Input data:

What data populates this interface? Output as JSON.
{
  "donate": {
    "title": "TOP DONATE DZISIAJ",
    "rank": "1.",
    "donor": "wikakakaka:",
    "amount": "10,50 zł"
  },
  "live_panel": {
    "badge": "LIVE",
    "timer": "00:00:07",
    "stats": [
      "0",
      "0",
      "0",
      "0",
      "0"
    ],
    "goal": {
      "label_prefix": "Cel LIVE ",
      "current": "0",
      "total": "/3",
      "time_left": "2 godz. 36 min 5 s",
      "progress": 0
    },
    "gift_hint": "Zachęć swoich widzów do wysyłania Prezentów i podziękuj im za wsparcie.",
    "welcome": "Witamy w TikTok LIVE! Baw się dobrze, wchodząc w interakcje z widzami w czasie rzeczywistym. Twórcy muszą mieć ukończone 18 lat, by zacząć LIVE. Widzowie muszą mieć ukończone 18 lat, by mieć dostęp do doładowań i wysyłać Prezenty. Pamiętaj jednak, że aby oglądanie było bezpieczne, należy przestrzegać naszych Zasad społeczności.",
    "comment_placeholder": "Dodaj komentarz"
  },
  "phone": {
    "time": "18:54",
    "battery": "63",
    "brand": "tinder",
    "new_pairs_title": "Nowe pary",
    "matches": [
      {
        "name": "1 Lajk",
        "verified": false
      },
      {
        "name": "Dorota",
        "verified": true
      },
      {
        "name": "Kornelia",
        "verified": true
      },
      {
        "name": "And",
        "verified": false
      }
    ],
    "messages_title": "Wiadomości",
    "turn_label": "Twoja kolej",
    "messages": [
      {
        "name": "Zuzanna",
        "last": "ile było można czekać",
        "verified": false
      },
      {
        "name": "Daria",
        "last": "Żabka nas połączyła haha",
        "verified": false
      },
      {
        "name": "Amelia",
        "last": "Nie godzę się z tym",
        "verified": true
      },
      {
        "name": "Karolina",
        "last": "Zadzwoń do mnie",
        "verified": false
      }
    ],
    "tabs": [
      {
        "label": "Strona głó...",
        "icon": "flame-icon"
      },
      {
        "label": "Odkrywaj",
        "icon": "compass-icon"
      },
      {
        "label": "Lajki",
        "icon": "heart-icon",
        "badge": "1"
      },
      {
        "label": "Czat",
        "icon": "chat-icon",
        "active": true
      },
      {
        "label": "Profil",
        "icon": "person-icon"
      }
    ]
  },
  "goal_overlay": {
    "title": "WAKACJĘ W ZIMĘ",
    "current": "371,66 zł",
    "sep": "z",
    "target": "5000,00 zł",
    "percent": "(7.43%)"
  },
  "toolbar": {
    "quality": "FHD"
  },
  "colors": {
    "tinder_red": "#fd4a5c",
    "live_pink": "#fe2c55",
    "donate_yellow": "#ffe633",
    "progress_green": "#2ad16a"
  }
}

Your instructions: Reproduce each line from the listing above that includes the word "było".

Problem solution:
    "welcome": "Witamy w TikTok LIVE! Baw się dobrze, wchodząc w interakcje z widzami w czasie rzeczywistym. Twórcy muszą mieć ukończone 18 lat, by zacząć LIVE. Widzowie muszą mieć ukończone 18 lat, by mieć dostęp do doładowań i wysyłać Prezenty. Pamiętaj jednak, że aby oglądanie było bezpieczne, należy przestrzegać naszych Zasad społeczności.",
        "last": "ile było można czekać",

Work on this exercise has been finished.